A year later, the Legislature was ready to abandon its promise not to introduce privatization. The teachers struck again.

Jan Resseger has the story here. 

The Legislature wants to put the camel’s nose under the tent. Just the nose. Promise. Cross my heart.

Don’t believe them. They are lying. Once the privatization starts, the camel gets into the tent. The tiny voucher program becomes a massive voucher program. The experimental charter becomes a major lobbying industry.

Fight for public education.


Peter Greene has a rapier sharp wit, which he wields so deftly that the object of his attention has been beheaded without knowing what happened. If you want to see him at his best, read this mystery: Who is murdering Charter Schools? 




If you live in the real world, the people fighting privatization are heroic defenders of the commonweal, protecting the public interest against the Waltons, the Koch brothers, DeVos, and other private interests.

Hi, Hoppy,

A friend sent me the column you wrote about the stalemate in West Virginia over school choice. 

I would like to help you out.

The first thing you should know is that charter schools are NOT public schools. They call themselves public schools to get public money, but that doesn’t make them public schools. Might as well call Princeton University a public college or Boeing a public utility just because they get public money. Charter schools are private contractors with private boards of trustees that do not hold public meetings. Public schools have an elected school board or a board composed of people appointed by an elected official.

As this study shows, when charter schools open, the money to pay for them is deducted from public schools. The public schools lose not only the tuition for each student, but are left with “stranded costs.” If 10% of the students leave, you can’t stop heating or cooling the building by 10%, you can’t cut back on transportation or other expenses or the principal’s salary by 10%. What the public schools must do is lay off teachers, eliminate programs, cut the arts, and increase class sizes. So the vast majority of students pay a high price so 10% can choose to attend a charter that may be a fraud or may close in a year or two.

You suggested that Ohio charter schools are an example of success.

Actually, two-thirds of the charter schools in Ohio were rated either D or F by the State Department of Education. And their enrollment is declining as parents realize that they are not better than real public schools.

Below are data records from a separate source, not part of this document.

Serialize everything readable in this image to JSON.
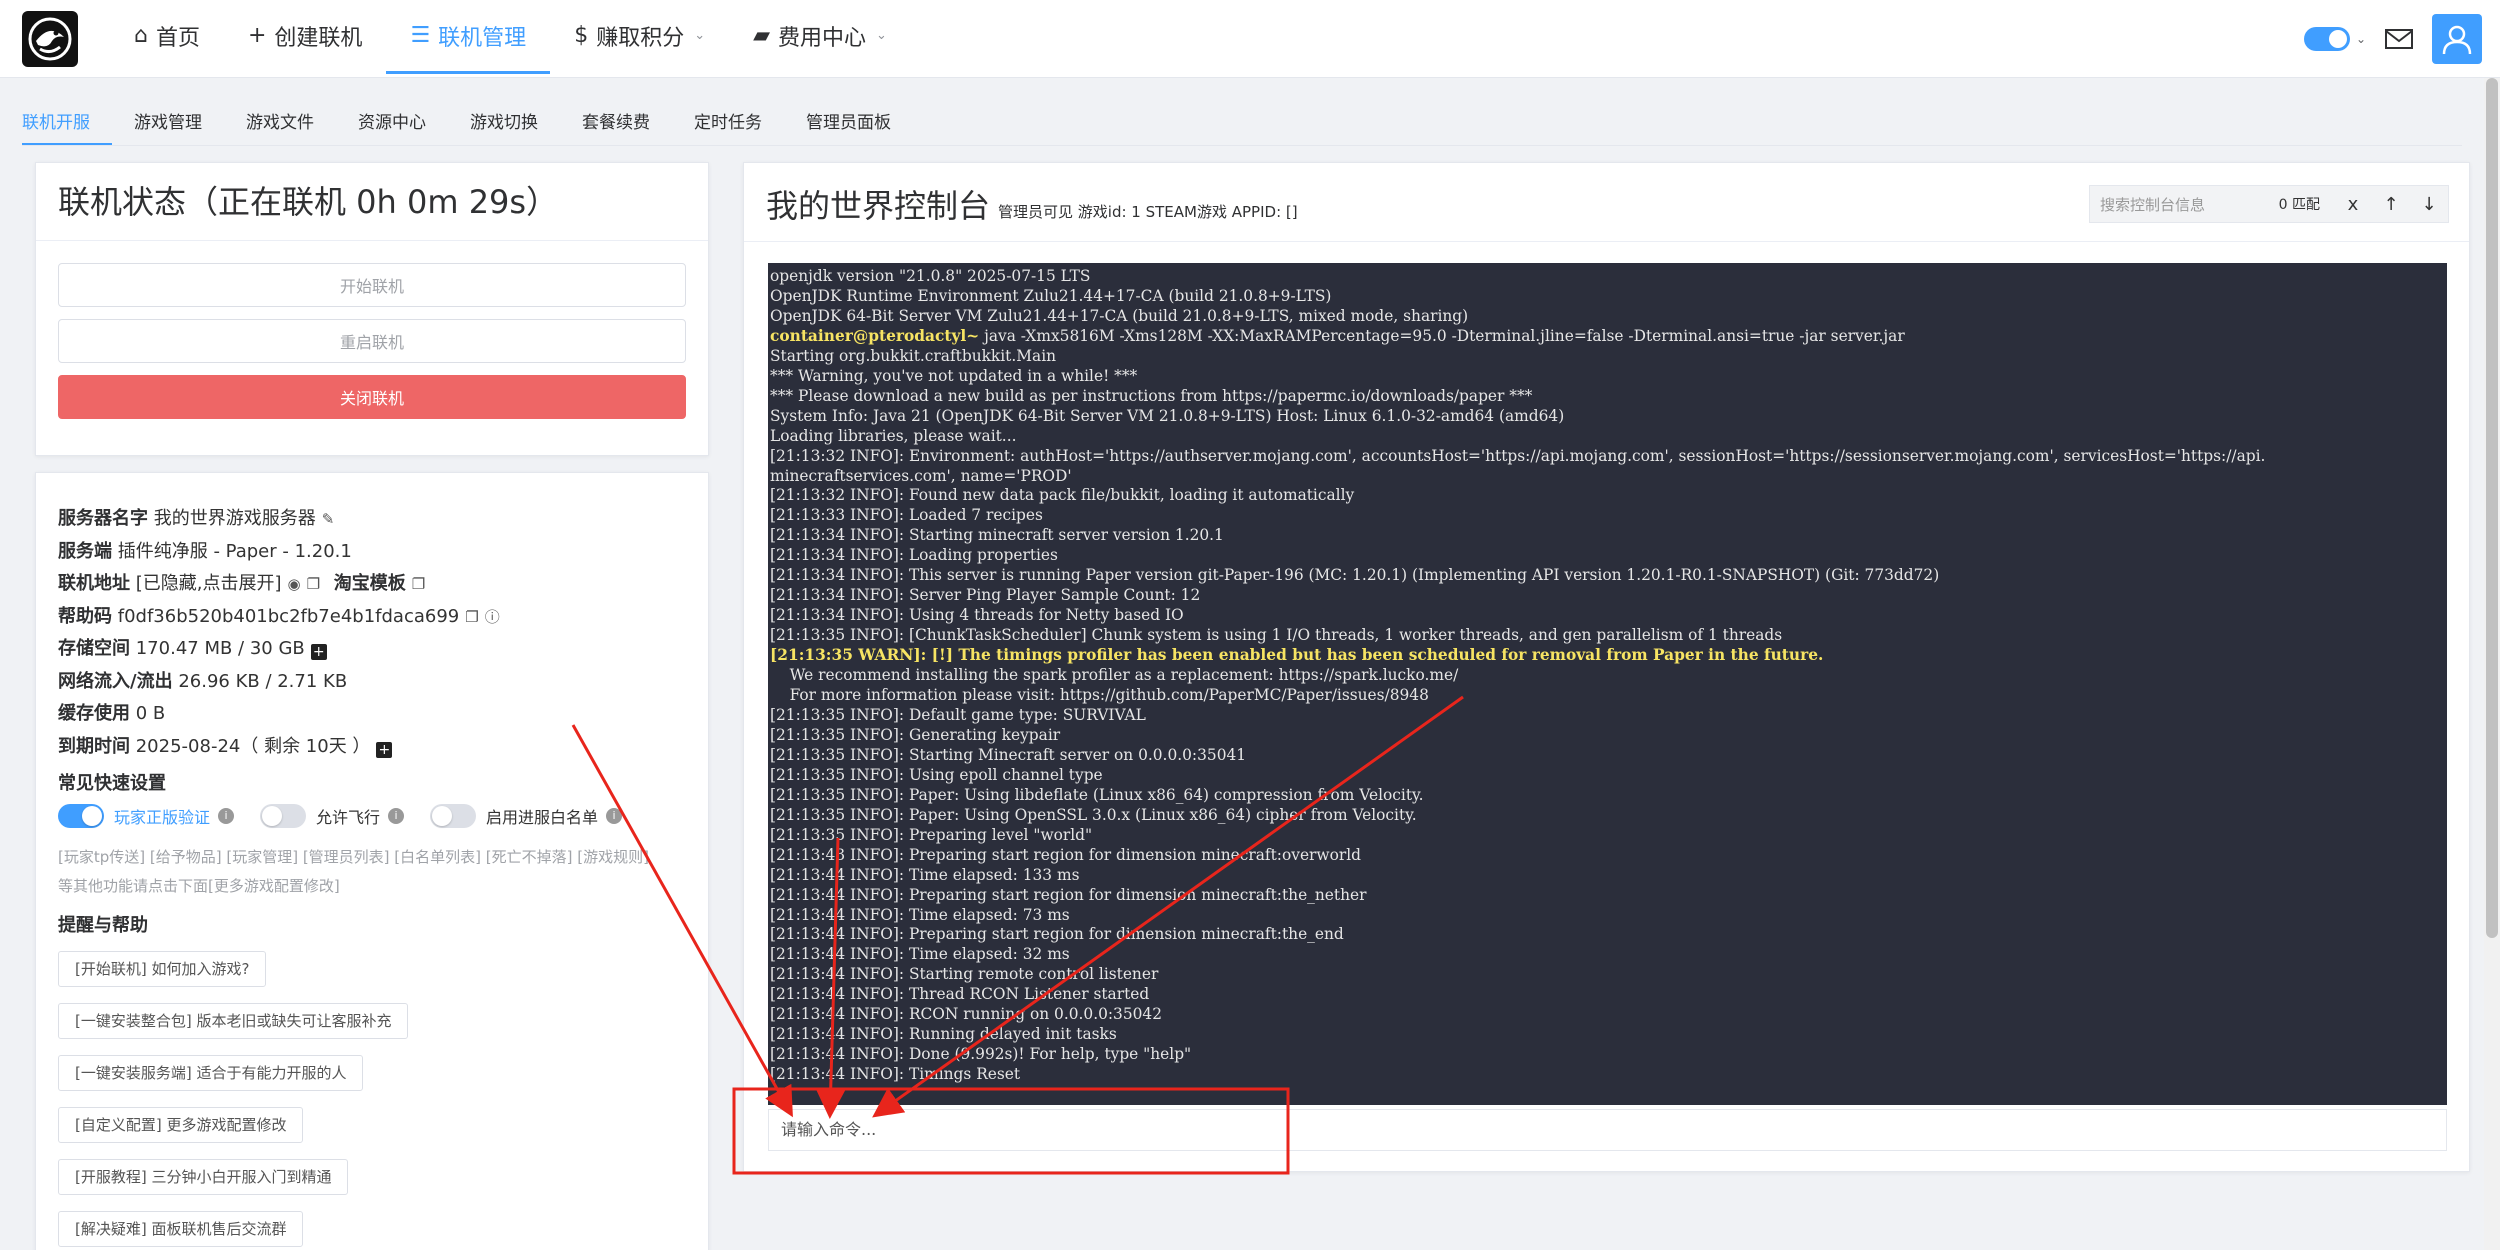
{
  "nav": {
    "items": [
      {
        "icon": "home-icon",
        "glyph": "⌂",
        "label": "首页",
        "active": false,
        "dropdown": false
      },
      {
        "icon": "plus-icon",
        "glyph": "+",
        "label": "创建联机",
        "active": false,
        "dropdown": false
      },
      {
        "icon": "database-icon",
        "glyph": "☰",
        "label": "联机管理",
        "active": true,
        "dropdown": false
      },
      {
        "icon": "dollar-icon",
        "glyph": "$",
        "label": "赚取积分",
        "active": false,
        "dropdown": true
      },
      {
        "icon": "bag-icon",
        "glyph": "▰",
        "label": "费用中心",
        "active": false,
        "dropdown": true
      }
    ]
  },
  "subtabs": [
    "联机开服",
    "游戏管理",
    "游戏文件",
    "资源中心",
    "游戏切换",
    "套餐续费",
    "定时任务",
    "管理员面板"
  ],
  "status": {
    "title": "联机状态（正在联机 0h 0m 29s）",
    "start_label": "开始联机",
    "restart_label": "重启联机",
    "stop_label": "关闭联机"
  },
  "info": {
    "server_name_label": "服务器名字",
    "server_name": "我的世界游戏服务器",
    "server_type_label": "服务端",
    "server_type": "插件纯净服 - Paper - 1.20.1",
    "address_label": "联机地址",
    "address": "[已隐藏,点击展开]",
    "taobao_label": "淘宝模板",
    "help_code_label": "帮助码",
    "help_code": "f0df36b520b401bc2fb7e4b1fdaca699",
    "storage_label": "存储空间",
    "storage": "170.47 MB / 30 GB",
    "network_label": "网络流入/流出",
    "network": "26.96 KB / 2.71 KB",
    "cache_label": "缓存使用",
    "cache": "0 B",
    "expiry_label": "到期时间",
    "expiry": "2025-08-24（ 剩余 10天 ）"
  },
  "quick": {
    "title": "常见快速设置",
    "switches": [
      {
        "label": "玩家正版验证",
        "on": true
      },
      {
        "label": "允许飞行",
        "on": false
      },
      {
        "label": "启用进服白名单",
        "on": false
      }
    ],
    "links_line1": "[玩家tp传送] [给予物品] [玩家管理] [管理员列表] [白名单列表] [死亡不掉落] [游戏规则]",
    "links_line2": "等其他功能请点击下面[更多游戏配置修改]"
  },
  "help": {
    "title": "提醒与帮助",
    "items": [
      "[开始联机] 如何加入游戏?",
      "[一键安装整合包] 版本老旧或缺失可让客服补充",
      "[一键安装服务端] 适合于有能力开服的人",
      "[自定义配置] 更多游戏配置修改",
      "[开服教程] 三分钟小白开服入门到精通",
      "[解决疑难] 面板联机售后交流群"
    ]
  },
  "console": {
    "title": "我的世界控制台",
    "subtitle": "管理员可见 游戏id: 1 STEAM游戏 APPID: []",
    "search_placeholder": "搜索控制台信息",
    "match_count": "0 匹配",
    "close_glyph": "x",
    "up_glyph": "↑",
    "down_glyph": "↓",
    "command_placeholder": "请输入命令...",
    "lines": [
      {
        "t": "openjdk version \"21.0.8\" 2025-07-15 LTS"
      },
      {
        "t": "OpenJDK Runtime Environment Zulu21.44+17-CA (build 21.0.8+9-LTS)"
      },
      {
        "t": "OpenJDK 64-Bit Server VM Zulu21.44+17-CA (build 21.0.8+9-LTS, mixed mode, sharing)"
      },
      {
        "prompt": "container@pterodactyl~",
        "t": " java -Xmx5816M -Xms128M -XX:MaxRAMPercentage=95.0 -Dterminal.jline=false -Dterminal.ansi=true -jar server.jar"
      },
      {
        "t": "Starting org.bukkit.craftbukkit.Main"
      },
      {
        "t": "*** Warning, you've not updated in a while! ***"
      },
      {
        "t": "*** Please download a new build as per instructions from https://papermc.io/downloads/paper ***"
      },
      {
        "t": "System Info: Java 21 (OpenJDK 64-Bit Server VM 21.0.8+9-LTS) Host: Linux 6.1.0-32-amd64 (amd64)"
      },
      {
        "t": "Loading libraries, please wait..."
      },
      {
        "t": "[21:13:32 INFO]: Environment: authHost='https://authserver.mojang.com', accountsHost='https://api.mojang.com', sessionHost='https://sessionserver.mojang.com', servicesHost='https://api."
      },
      {
        "t": "minecraftservices.com', name='PROD'"
      },
      {
        "t": "[21:13:32 INFO]: Found new data pack file/bukkit, loading it automatically"
      },
      {
        "t": "[21:13:33 INFO]: Loaded 7 recipes"
      },
      {
        "t": "[21:13:34 INFO]: Starting minecraft server version 1.20.1"
      },
      {
        "t": "[21:13:34 INFO]: Loading properties"
      },
      {
        "t": "[21:13:34 INFO]: This server is running Paper version git-Paper-196 (MC: 1.20.1) (Implementing API version 1.20.1-R0.1-SNAPSHOT) (Git: 773dd72)"
      },
      {
        "t": "[21:13:34 INFO]: Server Ping Player Sample Count: 12"
      },
      {
        "t": "[21:13:34 INFO]: Using 4 threads for Netty based IO"
      },
      {
        "t": "[21:13:35 INFO]: [ChunkTaskScheduler] Chunk system is using 1 I/O threads, 1 worker threads, and gen parallelism of 1 threads"
      },
      {
        "warn": true,
        "t": "[21:13:35 WARN]: [!] The timings profiler has been enabled but has been scheduled for removal from Paper in the future."
      },
      {
        "t": "    We recommend installing the spark profiler as a replacement: https://spark.lucko.me/"
      },
      {
        "t": "    For more information please visit: https://github.com/PaperMC/Paper/issues/8948"
      },
      {
        "t": "[21:13:35 INFO]: Default game type: SURVIVAL"
      },
      {
        "t": "[21:13:35 INFO]: Generating keypair"
      },
      {
        "t": "[21:13:35 INFO]: Starting Minecraft server on 0.0.0.0:35041"
      },
      {
        "t": "[21:13:35 INFO]: Using epoll channel type"
      },
      {
        "t": "[21:13:35 INFO]: Paper: Using libdeflate (Linux x86_64) compression from Velocity."
      },
      {
        "t": "[21:13:35 INFO]: Paper: Using OpenSSL 3.0.x (Linux x86_64) cipher from Velocity."
      },
      {
        "t": "[21:13:35 INFO]: Preparing level \"world\""
      },
      {
        "t": "[21:13:43 INFO]: Preparing start region for dimension minecraft:overworld"
      },
      {
        "t": "[21:13:44 INFO]: Time elapsed: 133 ms"
      },
      {
        "t": "[21:13:44 INFO]: Preparing start region for dimension minecraft:the_nether"
      },
      {
        "t": "[21:13:44 INFO]: Time elapsed: 73 ms"
      },
      {
        "t": "[21:13:44 INFO]: Preparing start region for dimension minecraft:the_end"
      },
      {
        "t": "[21:13:44 INFO]: Time elapsed: 32 ms"
      },
      {
        "t": "[21:13:44 INFO]: Starting remote control listener"
      },
      {
        "t": "[21:13:44 INFO]: Thread RCON Listener started"
      },
      {
        "t": "[21:13:44 INFO]: RCON running on 0.0.0.0:35042"
      },
      {
        "t": "[21:13:44 INFO]: Running delayed init tasks"
      },
      {
        "t": "[21:13:44 INFO]: Done (9.992s)! For help, type \"help\""
      },
      {
        "t": "[21:13:44 INFO]: Timings Reset"
      }
    ]
  },
  "colors": {
    "accent": "#409eff",
    "danger": "#ee6666",
    "terminal_bg": "#2b2e3b",
    "warn_text": "#f7e463",
    "annotation": "#e8251c"
  }
}
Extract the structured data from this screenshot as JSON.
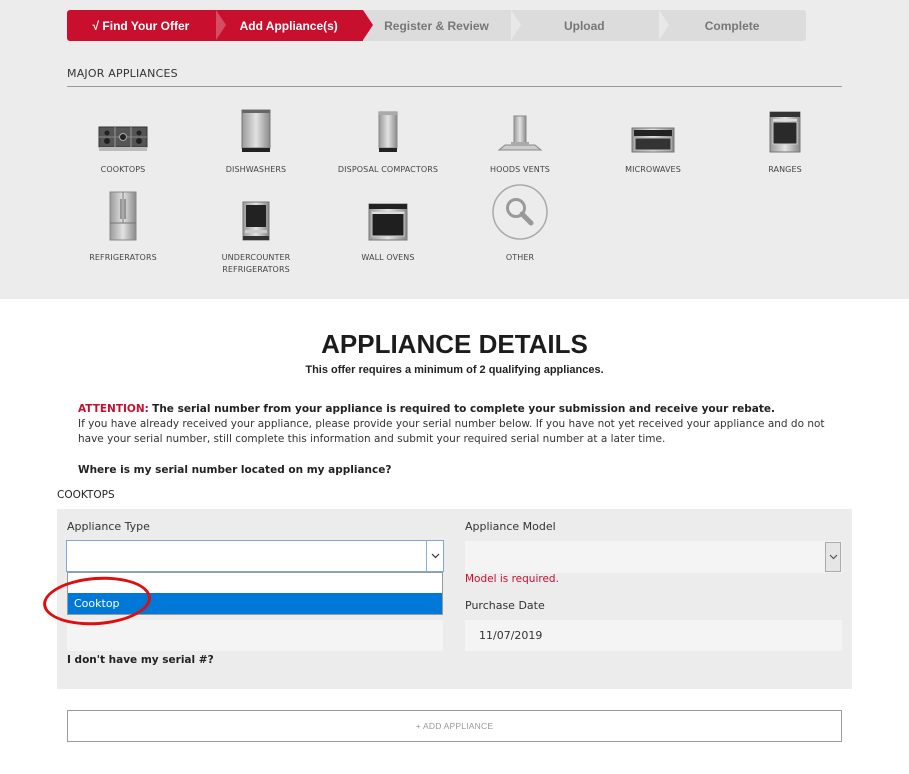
{
  "stepper": {
    "steps": [
      {
        "label": "√ Find Your Offer",
        "state": "done"
      },
      {
        "label": "Add Appliance(s)",
        "state": "active"
      },
      {
        "label": "Register & Review",
        "state": "pending"
      },
      {
        "label": "Upload",
        "state": "pending"
      },
      {
        "label": "Complete",
        "state": "pending"
      }
    ]
  },
  "major_appliances": {
    "title": "MAJOR APPLIANCES",
    "items": [
      {
        "label": "COOKTOPS",
        "icon": "cooktop-icon"
      },
      {
        "label": "DISHWASHERS",
        "icon": "dishwasher-icon"
      },
      {
        "label": "DISPOSAL COMPACTORS",
        "icon": "compactor-icon"
      },
      {
        "label": "HOODS VENTS",
        "icon": "hood-icon"
      },
      {
        "label": "MICROWAVES",
        "icon": "microwave-icon"
      },
      {
        "label": "RANGES",
        "icon": "range-icon"
      },
      {
        "label": "REFRIGERATORS",
        "icon": "refrigerator-icon"
      },
      {
        "label": "UNDERCOUNTER REFRIGERATORS",
        "icon": "undercounter-refrigerator-icon"
      },
      {
        "label": "WALL OVENS",
        "icon": "wall-oven-icon"
      },
      {
        "label": "OTHER",
        "icon": "search-icon"
      }
    ]
  },
  "details": {
    "title": "APPLIANCE DETAILS",
    "subtitle": "This offer requires a minimum of 2 qualifying appliances.",
    "attention_label": "ATTENTION:",
    "attention_strong": "The serial number from your appliance is required to complete your submission and receive your rebate.",
    "attention_body": "If you have already received your appliance, please provide your serial number below. If you have not yet received your appliance and do not have your serial number, still complete this information and submit your required serial number at a later time.",
    "where_link": "Where is my serial number located on my appliance?"
  },
  "form": {
    "category": "COOKTOPS",
    "appliance_type_label": "Appliance Type",
    "appliance_type_value": "",
    "appliance_type_options": [
      "",
      "Cooktop"
    ],
    "appliance_type_highlighted": "Cooktop",
    "appliance_model_label": "Appliance Model",
    "appliance_model_value": "",
    "model_error": "Model is required.",
    "purchase_date_label": "Purchase Date",
    "purchase_date_value": "11/07/2019",
    "serial_value": "",
    "no_serial_link": "I don't have my serial #?"
  },
  "add_button_label": "+ ADD APPLIANCE",
  "colors": {
    "brand_red": "#c8102e",
    "select_highlight": "#0078d7",
    "annotation_red": "#e00d0d"
  }
}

1. Decline in number of charters. See Fig 3, p. 9. 2013-2014 base year (395). See 2017-2018 academic year 340.
2. Number of charters closed – At this page, click on the third section under Schools heading for link – Schools that Have Suspended Operations (no separate URL for this Excel sheet)  Last line = 293. Subtract heading line = 292 schools closed.
3. Decline in Charter Enrollments – 2017-2018 Annual Report, Fig 2, p. 8. 2013-2014 Base year = 120, 893 compared to 2017-2018 – 104,380. Diff = 16,513
Ohio also had a spectacular failure of its biggest cyber charter last year. It was called ECOT, or the Electronic Classroom of Tomorrow. It had the lowest graduation rate of any high school in the nation and very low test scores. Its owner collected $1 billion from the taxpayers of Ohio before he declared bankruptcy; that was after a court ordered him to return $67 million for one year of inflated enrollments.
I hope you will do some more research into charter performance and charter frauds and scandals. You might start by going to Twitter and looking at the list under the hashtag #AnotherDayAnotherCharterScandal.
Or look at the report by the Network for Public Education about the federal Charter Schools Program, called “Asleep at the Wheel,” which found that between the years 2006 and 2014 (Obama administration), the federal government wasted $1 billion on charter schools that never opened or closed shortly after opening.
Here are a few more readings for you:
That’s only Ohio. If I had more time, I would give you even more hair-raising stories from Michigan and Arizona and California.
Think twice before you encourage diversion of funding your your public schools to entrepreneurs, corporate chains, and grifters.
I hope this helps.
Diane Ravitch